→ Task directions:
If a line in the material below holds the string "JSON", tally it, then give the tally alone.

[[ Study material, beginning ]]

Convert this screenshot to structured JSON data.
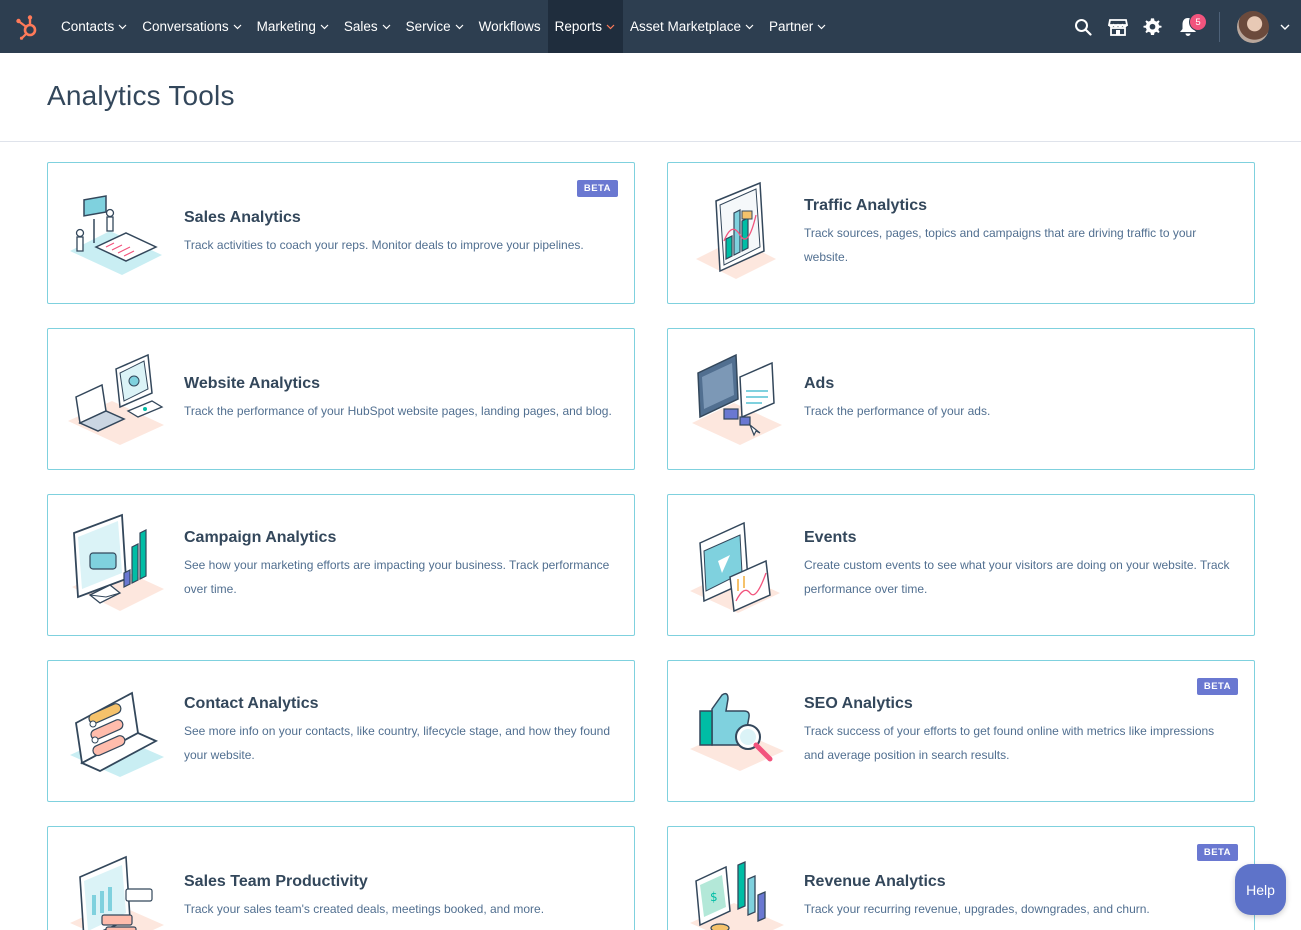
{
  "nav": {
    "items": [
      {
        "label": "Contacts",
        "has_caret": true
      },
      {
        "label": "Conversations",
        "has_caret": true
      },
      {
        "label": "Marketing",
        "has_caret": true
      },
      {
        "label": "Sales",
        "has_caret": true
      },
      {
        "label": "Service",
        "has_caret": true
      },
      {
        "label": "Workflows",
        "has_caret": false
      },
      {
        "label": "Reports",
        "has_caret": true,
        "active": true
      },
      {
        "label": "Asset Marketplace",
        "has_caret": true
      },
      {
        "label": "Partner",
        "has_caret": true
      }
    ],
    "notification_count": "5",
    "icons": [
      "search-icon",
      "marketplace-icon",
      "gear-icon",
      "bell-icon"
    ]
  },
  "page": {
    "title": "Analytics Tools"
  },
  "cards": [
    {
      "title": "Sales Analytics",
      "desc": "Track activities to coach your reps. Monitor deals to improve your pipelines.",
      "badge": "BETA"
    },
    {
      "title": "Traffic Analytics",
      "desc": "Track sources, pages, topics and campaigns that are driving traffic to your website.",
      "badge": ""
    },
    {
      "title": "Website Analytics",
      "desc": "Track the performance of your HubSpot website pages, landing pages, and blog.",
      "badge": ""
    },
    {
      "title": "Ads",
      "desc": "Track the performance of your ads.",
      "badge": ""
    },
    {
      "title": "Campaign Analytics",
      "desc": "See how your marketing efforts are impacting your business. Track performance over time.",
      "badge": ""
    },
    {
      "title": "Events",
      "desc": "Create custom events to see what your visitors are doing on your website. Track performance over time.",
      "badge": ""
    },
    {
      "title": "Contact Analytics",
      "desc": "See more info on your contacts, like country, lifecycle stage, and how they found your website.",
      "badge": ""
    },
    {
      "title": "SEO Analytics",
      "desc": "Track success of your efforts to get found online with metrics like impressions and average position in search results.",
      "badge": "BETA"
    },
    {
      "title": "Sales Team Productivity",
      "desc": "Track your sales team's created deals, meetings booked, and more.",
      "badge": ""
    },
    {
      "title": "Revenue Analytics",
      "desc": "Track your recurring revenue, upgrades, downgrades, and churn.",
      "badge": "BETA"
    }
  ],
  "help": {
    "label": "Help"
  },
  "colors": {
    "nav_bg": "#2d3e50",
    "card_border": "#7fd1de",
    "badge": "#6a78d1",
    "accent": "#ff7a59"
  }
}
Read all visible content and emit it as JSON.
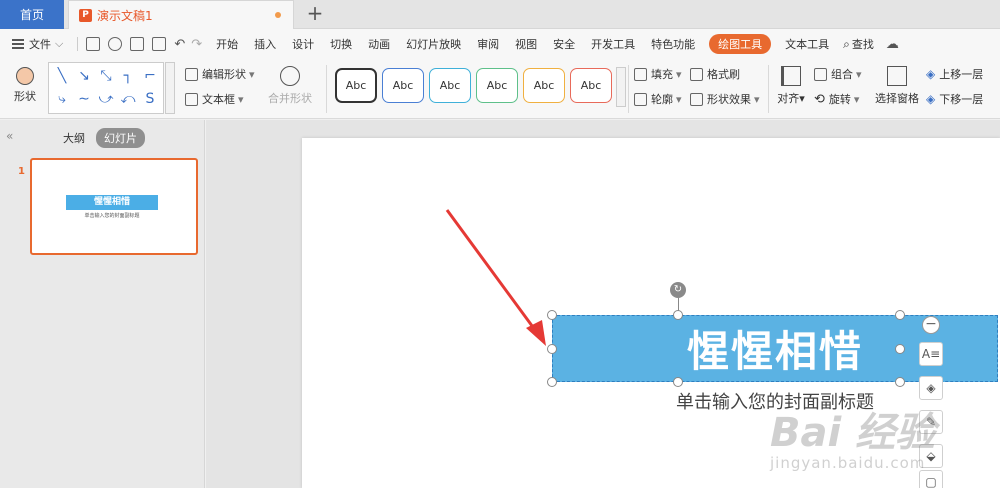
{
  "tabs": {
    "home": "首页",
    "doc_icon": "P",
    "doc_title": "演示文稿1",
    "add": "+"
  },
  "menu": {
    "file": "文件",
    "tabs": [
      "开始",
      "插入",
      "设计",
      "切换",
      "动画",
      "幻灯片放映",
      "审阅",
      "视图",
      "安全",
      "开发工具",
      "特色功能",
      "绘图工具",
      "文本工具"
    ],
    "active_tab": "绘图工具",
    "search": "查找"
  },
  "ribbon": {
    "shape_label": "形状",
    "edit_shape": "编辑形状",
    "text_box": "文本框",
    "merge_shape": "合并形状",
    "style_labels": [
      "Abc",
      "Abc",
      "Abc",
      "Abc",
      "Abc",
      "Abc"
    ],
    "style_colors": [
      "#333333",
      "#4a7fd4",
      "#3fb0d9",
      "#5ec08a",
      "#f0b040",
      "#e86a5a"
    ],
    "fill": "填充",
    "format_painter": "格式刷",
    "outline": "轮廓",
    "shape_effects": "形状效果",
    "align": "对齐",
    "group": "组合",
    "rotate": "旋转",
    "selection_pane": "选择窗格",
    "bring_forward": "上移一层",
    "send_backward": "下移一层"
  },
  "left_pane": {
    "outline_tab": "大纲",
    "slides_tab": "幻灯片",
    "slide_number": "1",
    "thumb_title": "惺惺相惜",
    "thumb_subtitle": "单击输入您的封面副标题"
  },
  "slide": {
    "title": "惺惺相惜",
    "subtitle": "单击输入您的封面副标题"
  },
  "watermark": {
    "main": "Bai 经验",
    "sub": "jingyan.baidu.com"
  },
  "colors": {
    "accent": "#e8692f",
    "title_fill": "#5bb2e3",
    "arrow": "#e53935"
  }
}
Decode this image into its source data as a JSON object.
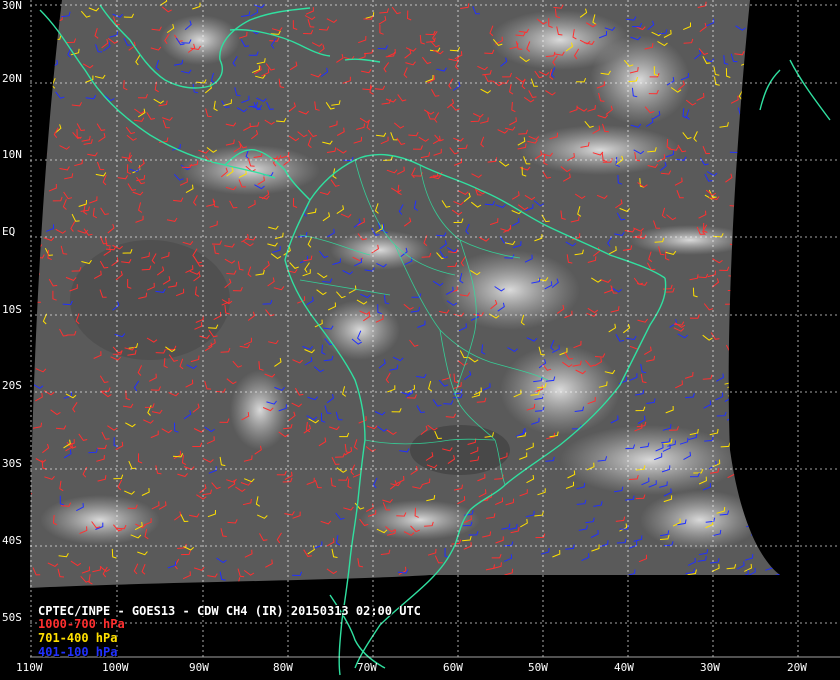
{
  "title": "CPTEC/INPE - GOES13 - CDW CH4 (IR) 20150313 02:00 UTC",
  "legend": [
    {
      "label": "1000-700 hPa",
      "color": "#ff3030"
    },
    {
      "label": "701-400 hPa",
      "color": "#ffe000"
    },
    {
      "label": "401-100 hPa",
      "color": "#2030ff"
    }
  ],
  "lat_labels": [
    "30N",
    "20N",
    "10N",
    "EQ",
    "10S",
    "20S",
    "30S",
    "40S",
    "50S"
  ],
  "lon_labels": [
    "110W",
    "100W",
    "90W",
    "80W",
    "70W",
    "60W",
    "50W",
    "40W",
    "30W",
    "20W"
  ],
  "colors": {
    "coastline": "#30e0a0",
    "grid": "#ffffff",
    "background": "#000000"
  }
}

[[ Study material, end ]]
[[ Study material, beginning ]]

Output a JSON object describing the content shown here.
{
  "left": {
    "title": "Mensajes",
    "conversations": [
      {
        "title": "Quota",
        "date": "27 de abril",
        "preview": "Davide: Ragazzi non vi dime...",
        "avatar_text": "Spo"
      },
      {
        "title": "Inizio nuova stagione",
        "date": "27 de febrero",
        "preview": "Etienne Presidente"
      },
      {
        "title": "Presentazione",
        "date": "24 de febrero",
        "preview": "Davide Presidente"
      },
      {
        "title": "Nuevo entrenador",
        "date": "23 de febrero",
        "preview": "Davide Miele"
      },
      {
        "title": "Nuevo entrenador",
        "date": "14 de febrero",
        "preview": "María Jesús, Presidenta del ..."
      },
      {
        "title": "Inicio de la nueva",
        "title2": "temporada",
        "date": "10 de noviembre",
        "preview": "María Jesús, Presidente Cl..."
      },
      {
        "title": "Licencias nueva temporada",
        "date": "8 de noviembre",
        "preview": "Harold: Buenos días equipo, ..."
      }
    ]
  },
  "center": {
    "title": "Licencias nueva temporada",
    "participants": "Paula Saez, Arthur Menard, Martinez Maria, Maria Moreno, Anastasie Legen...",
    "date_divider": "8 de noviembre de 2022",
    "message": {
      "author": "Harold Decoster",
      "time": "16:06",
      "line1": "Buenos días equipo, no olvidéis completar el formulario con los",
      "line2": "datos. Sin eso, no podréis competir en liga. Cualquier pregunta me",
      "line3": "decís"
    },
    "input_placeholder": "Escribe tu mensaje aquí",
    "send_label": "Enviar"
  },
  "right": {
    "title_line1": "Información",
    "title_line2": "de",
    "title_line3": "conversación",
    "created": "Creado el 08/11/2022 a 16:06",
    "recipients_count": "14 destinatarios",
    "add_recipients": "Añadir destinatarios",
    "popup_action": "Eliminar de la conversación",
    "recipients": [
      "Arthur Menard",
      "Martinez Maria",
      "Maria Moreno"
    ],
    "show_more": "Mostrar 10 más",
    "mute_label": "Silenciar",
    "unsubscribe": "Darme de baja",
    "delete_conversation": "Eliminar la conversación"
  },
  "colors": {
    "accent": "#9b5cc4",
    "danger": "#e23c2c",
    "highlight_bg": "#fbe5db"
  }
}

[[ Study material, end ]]
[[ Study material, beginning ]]

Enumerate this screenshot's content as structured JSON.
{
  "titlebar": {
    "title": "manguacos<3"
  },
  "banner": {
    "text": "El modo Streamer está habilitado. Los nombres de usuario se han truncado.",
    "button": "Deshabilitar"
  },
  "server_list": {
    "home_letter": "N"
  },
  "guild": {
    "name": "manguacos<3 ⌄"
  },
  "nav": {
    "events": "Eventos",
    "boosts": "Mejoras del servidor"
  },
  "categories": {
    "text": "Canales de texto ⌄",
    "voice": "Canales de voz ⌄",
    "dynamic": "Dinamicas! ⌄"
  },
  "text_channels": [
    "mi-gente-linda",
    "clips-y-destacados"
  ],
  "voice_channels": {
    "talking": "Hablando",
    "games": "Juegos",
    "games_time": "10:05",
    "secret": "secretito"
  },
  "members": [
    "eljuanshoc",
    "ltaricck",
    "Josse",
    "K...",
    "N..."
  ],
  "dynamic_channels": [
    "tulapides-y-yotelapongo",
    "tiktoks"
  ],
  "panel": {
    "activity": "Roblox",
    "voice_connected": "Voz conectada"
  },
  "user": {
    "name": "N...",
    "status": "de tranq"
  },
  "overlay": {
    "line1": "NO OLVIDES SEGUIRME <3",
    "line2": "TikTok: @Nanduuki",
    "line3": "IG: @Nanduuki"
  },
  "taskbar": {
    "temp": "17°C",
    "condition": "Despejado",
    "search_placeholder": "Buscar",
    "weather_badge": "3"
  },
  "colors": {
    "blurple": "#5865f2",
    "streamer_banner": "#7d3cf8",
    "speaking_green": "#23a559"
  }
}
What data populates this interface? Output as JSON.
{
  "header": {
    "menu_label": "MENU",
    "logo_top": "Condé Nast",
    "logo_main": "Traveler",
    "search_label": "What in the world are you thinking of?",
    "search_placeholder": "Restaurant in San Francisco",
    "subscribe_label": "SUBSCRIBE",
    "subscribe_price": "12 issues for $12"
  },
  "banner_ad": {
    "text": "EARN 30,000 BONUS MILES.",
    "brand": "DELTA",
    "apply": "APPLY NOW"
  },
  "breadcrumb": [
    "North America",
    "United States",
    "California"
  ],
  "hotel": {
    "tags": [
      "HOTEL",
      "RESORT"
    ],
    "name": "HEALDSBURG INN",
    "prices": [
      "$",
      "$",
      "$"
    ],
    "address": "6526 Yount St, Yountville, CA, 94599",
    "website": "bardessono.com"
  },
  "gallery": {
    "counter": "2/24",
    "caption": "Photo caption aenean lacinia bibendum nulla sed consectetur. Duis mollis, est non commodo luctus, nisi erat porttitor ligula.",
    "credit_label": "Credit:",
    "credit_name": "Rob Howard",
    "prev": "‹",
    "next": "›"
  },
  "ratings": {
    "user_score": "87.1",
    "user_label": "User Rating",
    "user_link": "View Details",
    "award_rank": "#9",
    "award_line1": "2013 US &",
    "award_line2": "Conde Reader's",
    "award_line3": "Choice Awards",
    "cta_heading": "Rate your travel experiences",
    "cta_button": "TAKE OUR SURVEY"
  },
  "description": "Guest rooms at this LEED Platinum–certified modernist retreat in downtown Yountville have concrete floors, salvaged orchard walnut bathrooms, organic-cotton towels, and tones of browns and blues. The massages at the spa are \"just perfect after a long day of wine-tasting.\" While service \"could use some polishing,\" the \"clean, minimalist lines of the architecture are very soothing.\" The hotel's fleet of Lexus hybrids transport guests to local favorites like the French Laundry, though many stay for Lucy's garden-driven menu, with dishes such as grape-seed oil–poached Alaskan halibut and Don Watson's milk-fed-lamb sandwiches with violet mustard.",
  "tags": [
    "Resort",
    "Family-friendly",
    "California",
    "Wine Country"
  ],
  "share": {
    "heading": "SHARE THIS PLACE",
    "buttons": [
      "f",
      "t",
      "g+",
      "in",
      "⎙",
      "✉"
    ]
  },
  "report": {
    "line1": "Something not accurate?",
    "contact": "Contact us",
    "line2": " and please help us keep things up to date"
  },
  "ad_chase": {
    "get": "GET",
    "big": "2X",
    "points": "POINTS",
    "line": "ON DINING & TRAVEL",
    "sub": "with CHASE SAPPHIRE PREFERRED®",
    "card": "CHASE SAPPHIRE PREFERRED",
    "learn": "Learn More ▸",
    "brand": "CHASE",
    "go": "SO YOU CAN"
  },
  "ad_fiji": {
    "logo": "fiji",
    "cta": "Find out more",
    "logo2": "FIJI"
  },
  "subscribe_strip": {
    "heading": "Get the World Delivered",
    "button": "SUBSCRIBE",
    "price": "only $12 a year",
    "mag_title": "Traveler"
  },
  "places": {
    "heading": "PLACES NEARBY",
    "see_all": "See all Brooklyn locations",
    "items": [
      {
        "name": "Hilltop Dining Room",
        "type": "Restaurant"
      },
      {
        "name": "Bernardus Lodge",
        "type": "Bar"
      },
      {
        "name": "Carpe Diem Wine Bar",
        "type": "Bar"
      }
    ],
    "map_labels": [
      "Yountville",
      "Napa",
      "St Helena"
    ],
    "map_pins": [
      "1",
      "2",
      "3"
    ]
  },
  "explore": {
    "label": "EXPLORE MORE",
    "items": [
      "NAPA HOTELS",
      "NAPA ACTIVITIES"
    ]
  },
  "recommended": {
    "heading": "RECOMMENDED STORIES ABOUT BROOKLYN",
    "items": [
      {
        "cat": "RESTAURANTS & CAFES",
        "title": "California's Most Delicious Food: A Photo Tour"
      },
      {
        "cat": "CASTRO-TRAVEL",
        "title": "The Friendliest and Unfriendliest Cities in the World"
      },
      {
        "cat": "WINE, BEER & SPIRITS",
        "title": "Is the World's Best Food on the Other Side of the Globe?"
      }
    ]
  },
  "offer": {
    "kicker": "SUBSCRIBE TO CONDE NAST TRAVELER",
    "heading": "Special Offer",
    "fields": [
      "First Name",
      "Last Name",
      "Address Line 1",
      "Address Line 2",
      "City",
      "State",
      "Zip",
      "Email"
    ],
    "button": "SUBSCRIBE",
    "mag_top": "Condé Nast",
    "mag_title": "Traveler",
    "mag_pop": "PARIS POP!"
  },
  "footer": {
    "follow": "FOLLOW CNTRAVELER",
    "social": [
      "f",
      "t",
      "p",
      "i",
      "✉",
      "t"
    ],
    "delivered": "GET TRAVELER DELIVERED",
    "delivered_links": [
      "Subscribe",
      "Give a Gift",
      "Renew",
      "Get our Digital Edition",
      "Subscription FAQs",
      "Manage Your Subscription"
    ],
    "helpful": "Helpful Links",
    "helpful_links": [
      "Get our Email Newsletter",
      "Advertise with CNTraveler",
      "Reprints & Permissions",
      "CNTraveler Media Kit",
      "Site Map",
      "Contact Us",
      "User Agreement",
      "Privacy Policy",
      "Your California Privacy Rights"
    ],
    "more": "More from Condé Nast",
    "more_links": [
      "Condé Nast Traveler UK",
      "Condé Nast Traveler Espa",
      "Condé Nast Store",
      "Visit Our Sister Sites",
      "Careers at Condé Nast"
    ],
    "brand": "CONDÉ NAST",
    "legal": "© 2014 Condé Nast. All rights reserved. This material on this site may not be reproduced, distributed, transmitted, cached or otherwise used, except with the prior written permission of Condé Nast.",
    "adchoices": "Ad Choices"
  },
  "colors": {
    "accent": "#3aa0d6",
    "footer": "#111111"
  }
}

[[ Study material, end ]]

→ Exercise answer:
6